(Element data from apps and pages)
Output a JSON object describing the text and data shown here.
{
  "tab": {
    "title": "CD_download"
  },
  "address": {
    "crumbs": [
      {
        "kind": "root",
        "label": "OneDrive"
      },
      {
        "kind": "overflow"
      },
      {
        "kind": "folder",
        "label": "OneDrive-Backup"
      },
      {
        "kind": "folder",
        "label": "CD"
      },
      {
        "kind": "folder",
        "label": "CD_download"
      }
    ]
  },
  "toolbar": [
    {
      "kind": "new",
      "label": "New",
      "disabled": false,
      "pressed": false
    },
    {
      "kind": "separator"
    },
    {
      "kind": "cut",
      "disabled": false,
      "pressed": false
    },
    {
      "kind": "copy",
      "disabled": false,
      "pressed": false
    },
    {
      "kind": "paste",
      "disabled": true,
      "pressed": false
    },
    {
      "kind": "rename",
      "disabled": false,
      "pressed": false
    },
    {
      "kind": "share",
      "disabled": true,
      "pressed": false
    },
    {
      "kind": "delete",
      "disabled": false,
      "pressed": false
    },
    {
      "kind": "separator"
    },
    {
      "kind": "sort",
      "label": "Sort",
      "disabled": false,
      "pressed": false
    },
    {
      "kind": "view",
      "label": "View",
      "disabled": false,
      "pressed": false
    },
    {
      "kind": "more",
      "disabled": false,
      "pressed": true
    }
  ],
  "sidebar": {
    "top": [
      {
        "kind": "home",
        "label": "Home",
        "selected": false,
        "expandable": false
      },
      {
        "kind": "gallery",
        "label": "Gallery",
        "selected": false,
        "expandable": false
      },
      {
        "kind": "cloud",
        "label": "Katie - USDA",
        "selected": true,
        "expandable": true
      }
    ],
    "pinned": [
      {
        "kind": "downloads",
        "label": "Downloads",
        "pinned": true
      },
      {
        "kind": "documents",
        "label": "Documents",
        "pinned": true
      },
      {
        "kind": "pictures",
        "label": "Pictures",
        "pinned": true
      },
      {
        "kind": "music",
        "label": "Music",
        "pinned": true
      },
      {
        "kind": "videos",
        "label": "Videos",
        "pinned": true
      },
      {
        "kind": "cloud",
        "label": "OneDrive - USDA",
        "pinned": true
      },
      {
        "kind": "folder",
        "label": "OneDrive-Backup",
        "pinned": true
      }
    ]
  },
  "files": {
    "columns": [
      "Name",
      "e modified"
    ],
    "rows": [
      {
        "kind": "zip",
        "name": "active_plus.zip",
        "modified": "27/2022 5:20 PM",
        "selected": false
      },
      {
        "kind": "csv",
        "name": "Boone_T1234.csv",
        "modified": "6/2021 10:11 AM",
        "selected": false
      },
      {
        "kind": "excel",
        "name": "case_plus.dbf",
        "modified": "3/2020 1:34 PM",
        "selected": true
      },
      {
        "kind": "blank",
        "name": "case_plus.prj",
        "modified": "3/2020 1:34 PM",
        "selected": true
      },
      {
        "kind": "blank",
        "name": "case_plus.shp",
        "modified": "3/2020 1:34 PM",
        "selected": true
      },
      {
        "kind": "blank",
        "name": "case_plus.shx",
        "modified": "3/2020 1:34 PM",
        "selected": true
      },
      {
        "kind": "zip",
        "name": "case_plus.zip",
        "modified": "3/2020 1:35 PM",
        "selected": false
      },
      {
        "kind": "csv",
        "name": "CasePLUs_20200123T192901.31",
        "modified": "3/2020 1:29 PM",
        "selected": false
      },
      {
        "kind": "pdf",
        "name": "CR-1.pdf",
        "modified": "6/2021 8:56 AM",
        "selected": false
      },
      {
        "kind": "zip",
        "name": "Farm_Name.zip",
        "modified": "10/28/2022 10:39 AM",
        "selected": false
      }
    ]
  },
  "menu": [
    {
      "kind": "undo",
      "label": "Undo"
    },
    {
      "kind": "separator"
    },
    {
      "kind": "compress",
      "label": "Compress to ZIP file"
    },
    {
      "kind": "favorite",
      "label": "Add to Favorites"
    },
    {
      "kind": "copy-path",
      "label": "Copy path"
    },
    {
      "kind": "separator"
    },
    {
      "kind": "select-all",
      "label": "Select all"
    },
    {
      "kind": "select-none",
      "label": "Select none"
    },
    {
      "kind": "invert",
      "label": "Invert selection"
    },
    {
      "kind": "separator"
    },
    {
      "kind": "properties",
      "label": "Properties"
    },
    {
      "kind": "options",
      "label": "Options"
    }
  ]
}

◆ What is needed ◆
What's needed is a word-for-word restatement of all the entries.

◆ Response area ◆
Output a JSON object describing the text and data shown here.
{
  "tab": {
    "title": "CD_download"
  },
  "address": {
    "crumbs": [
      {
        "kind": "root",
        "label": "OneDrive"
      },
      {
        "kind": "overflow"
      },
      {
        "kind": "folder",
        "label": "OneDrive-Backup"
      },
      {
        "kind": "folder",
        "label": "CD"
      },
      {
        "kind": "folder",
        "label": "CD_download"
      }
    ]
  },
  "toolbar": [
    {
      "kind": "new",
      "label": "New",
      "disabled": false,
      "pressed": false
    },
    {
      "kind": "separator"
    },
    {
      "kind": "cut",
      "disabled": false,
      "pressed": false
    },
    {
      "kind": "copy",
      "disabled": false,
      "pressed": false
    },
    {
      "kind": "paste",
      "disabled": true,
      "pressed": false
    },
    {
      "kind": "rename",
      "disabled": false,
      "pressed": false
    },
    {
      "kind": "share",
      "disabled": true,
      "pressed": false
    },
    {
      "kind": "delete",
      "disabled": false,
      "pressed": false
    },
    {
      "kind": "separator"
    },
    {
      "kind": "sort",
      "label": "Sort",
      "disabled": false,
      "pressed": false
    },
    {
      "kind": "view",
      "label": "View",
      "disabled": false,
      "pressed": false
    },
    {
      "kind": "more",
      "disabled": false,
      "pressed": true
    }
  ],
  "sidebar": {
    "top": [
      {
        "kind": "home",
        "label": "Home",
        "selected": false,
        "expandable": false
      },
      {
        "kind": "gallery",
        "label": "Gallery",
        "selected": false,
        "expandable": false
      },
      {
        "kind": "cloud",
        "label": "Katie - USDA",
        "selected": true,
        "expandable": true
      }
    ],
    "pinned": [
      {
        "kind": "downloads",
        "label": "Downloads",
        "pinned": true
      },
      {
        "kind": "documents",
        "label": "Documents",
        "pinned": true
      },
      {
        "kind": "pictures",
        "label": "Pictures",
        "pinned": true
      },
      {
        "kind": "music",
        "label": "Music",
        "pinned": true
      },
      {
        "kind": "videos",
        "label": "Videos",
        "pinned": true
      },
      {
        "kind": "cloud",
        "label": "OneDrive - USDA",
        "pinned": true
      },
      {
        "kind": "folder",
        "label": "OneDrive-Backup",
        "pinned": true
      }
    ]
  },
  "files": {
    "columns": [
      "Name",
      "e modified"
    ],
    "rows": [
      {
        "kind": "zip",
        "name": "active_plus.zip",
        "modified": "27/2022 5:20 PM",
        "selected": false
      },
      {
        "kind": "csv",
        "name": "Boone_T1234.csv",
        "modified": "6/2021 10:11 AM",
        "selected": false
      },
      {
        "kind": "excel",
        "name": "case_plus.dbf",
        "modified": "3/2020 1:34 PM",
        "selected": true
      },
      {
        "kind": "blank",
        "name": "case_plus.prj",
        "modified": "3/2020 1:34 PM",
        "selected": true
      },
      {
        "kind": "blank",
        "name": "case_plus.shp",
        "modified": "3/2020 1:34 PM",
        "selected": true
      },
      {
        "kind": "blank",
        "name": "case_plus.shx",
        "modified": "3/2020 1:34 PM",
        "selected": true
      },
      {
        "kind": "zip",
        "name": "case_plus.zip",
        "modified": "3/2020 1:35 PM",
        "selected": false
      },
      {
        "kind": "csv",
        "name": "CasePLUs_20200123T192901.31",
        "modified": "3/2020 1:29 PM",
        "selected": false
      },
      {
        "kind": "pdf",
        "name": "CR-1.pdf",
        "modified": "6/2021 8:56 AM",
        "selected": false
      },
      {
        "kind": "zip",
        "name": "Farm_Name.zip",
        "modified": "10/28/2022 10:39 AM",
        "selected": false
      }
    ]
  },
  "menu": [
    {
      "kind": "undo",
      "label": "Undo"
    },
    {
      "kind": "separator"
    },
    {
      "kind": "compress",
      "label": "Compress to ZIP file"
    },
    {
      "kind": "favorite",
      "label": "Add to Favorites"
    },
    {
      "kind": "copy-path",
      "label": "Copy path"
    },
    {
      "kind": "separator"
    },
    {
      "kind": "select-all",
      "label": "Select all"
    },
    {
      "kind": "select-none",
      "label": "Select none"
    },
    {
      "kind": "invert",
      "label": "Invert selection"
    },
    {
      "kind": "separator"
    },
    {
      "kind": "properties",
      "label": "Properties"
    },
    {
      "kind": "options",
      "label": "Options"
    }
  ]
}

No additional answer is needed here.